by Chelsea Lee
When you use others' ideas in your paper, you should credit them with an in-text citation. Several different systems of citation are in use in various academic communities (such as footnotes and endnotes), but APA Style uses a kind of parenthetical referencing called the author–date system.
Basic In-Text Citation Style
As the name author–date system implies, APA Style in-text citations include the author and date, either both inside parentheses or with the author names in running text and the date in parentheses. Here are two examples:
- After the intervention, children increased in the number of books read per week (Smith & Wexwood, 2010).
- Smith and Wexwood (2010) reported that after the intervention, children increased in the number of books read per week.
The "and" in Smith and Wexwood is written as an ampersand (&) inside parentheses and as the word and outside of parentheses, as shown in the examples above.
Multiple In-Text Citations
When multiple studies support what you have to say, you can include multiple citations inside the same set of parentheses. Within parentheses, alphabetize the studies as they would appear in the reference list and separate them by semicolons. In running text, you can address studies in whatever order you wish. Here are two examples:
- Studies of reading in childhood have produced mixed results (Albright, Wayne, & Fortinbras, 2004; Gibson, 2011; Smith & Wexwood, 2010).
- Smith and Wexwood (2010) reported an increase in the number of books read, whereas Gibson (2011) reported a decrease. Albright, Wayne, and Fortinbras (2004) found no significant results.

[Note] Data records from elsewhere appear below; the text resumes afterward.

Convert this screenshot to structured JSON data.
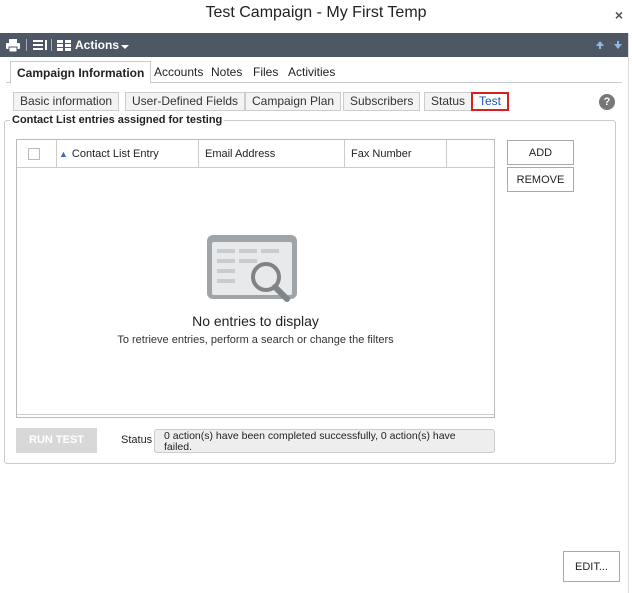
{
  "window": {
    "title": "Test Campaign - My First Temp",
    "close_glyph": "×"
  },
  "toolbar": {
    "actions_label": "Actions"
  },
  "tabs": [
    {
      "label": "Campaign Information",
      "active": true
    },
    {
      "label": "Accounts"
    },
    {
      "label": "Notes"
    },
    {
      "label": "Files"
    },
    {
      "label": "Activities"
    }
  ],
  "subtabs": [
    {
      "label": "Basic information"
    },
    {
      "label": "User-Defined Fields"
    },
    {
      "label": "Campaign Plan"
    },
    {
      "label": "Subscribers"
    },
    {
      "label": "Status"
    },
    {
      "label": "Test",
      "active": true
    }
  ],
  "help_glyph": "?",
  "section": {
    "legend": "Contact List entries assigned for testing",
    "columns": [
      "Contact List Entry",
      "Email Address",
      "Fax Number"
    ],
    "empty_title": "No entries to display",
    "empty_subtitle": "To retrieve entries, perform a search or change the filters"
  },
  "buttons": {
    "add": "ADD",
    "remove": "REMOVE",
    "run_test": "RUN TEST",
    "edit": "EDIT..."
  },
  "status": {
    "label": "Status",
    "text": "0 action(s) have been completed successfully, 0 action(s) have failed."
  },
  "colors": {
    "toolbar": "#4d5864",
    "accent": "#1a56b0",
    "highlight_border": "#d92020"
  }
}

Dealing With Missing Information
Sometimes the author and/or date are not immediately obvious, but a bit of citation sleuthing will bring them to light. Here are some tips on determining authorship and on figuring out dates.
However, sometimes one or both of these elements are truly missing. The table below shows what substitutions to make for in-text citations if that happens.
|What information do you have?||Solution||Position A||Position B|
|I have both author and date||n/a||Author surname(s)||year|
|Author is missing||Substitute the title for the author name||Title of Book or "Title of Article"||year|
|Date is missing||Use "n.d." for "no date"||Author surname(s)||n.d.|
|Author and date are both missing||Combine solutions for author and date being missing||Title of Book or "Title of Article"||n.d.|
Note. Titles of books and reports are italicized in in-text citations, and titles of articles and other documents are put in quotation marks. Capitalize the important words (see section 4.15 in the 6th ed. Publication Manual, pp. 101–102) in titles in the text.
Important Tips and Further Reading
Don’t forget that when you cite a direct quotation you should include a page number (here is what to do if there are no page numbers). You may include page numbers for paraphrases if you think it would aid the reader (such as when you use only a portion of a large book), but this is not required.
Note that the only types of citations that do not follow the author–date system are legal references, references to classical works like the Bible and the Qur'an, and personal communications.
For further reading on this topic, see the sixth edition Publication Manual section “Citing References in Text” (pp. 174–179). The table “Basic Citation Styles” (Table 6.1 on p. 177) offers many examples of how to cite various numbers and types of authors.
In-text references should immediately follow the title, word, or phrase to which they are directly relevant, rather than appearing at the end of long clauses or sentences. In-text references should always precede punctuation marks. Below are examples of using in-text citation.
Author's name in parentheses:
One study found that the most important element in comprehending non-native speech is familiarity with the topic (Gass & Varonis, 1984).
Author's name part of narrative:
Gass and Varonis (1984) found that the most important element in comprehending non-native speech is familiarity with the topic.
Group as author:
First citation: (American Psychological Association [APA], 2015)
Subsequent citation: (APA, 2015)
Multiple works: (separate each work with semi-colons)
Research shows that listening to a particular accent improves comprehension of accented speech in general (Gass & Varonis, 1984; Krech Thomas, 2004).
Direct quote: (include page number)
One study found that “the listener's familiarity with the topic of discourse greatly facilitates the interpretation of the entire message” (Gass & Varonis, 1984, p. 85).
Gass and Varonis (1984) found that “the listener’s familiarity with the topic of discourse greatly facilitates the interpretation of the entire message” (p. 85).
Note: For direct quotations of more than 40 words, display the quote as an indented block of text without quotation marks and include the authors’ names, year, and page number in parentheses at the end of the quote. For example:
This suggests that familiarity with nonnative speech in general, although it is clearly not as important a variable as topic familiarity, may indeed have some effect. That is, prior experience with nonnative speech, such as that gained by listening to the reading, facilitates comprehension. (Gass & Varonis, 1984, p. 77)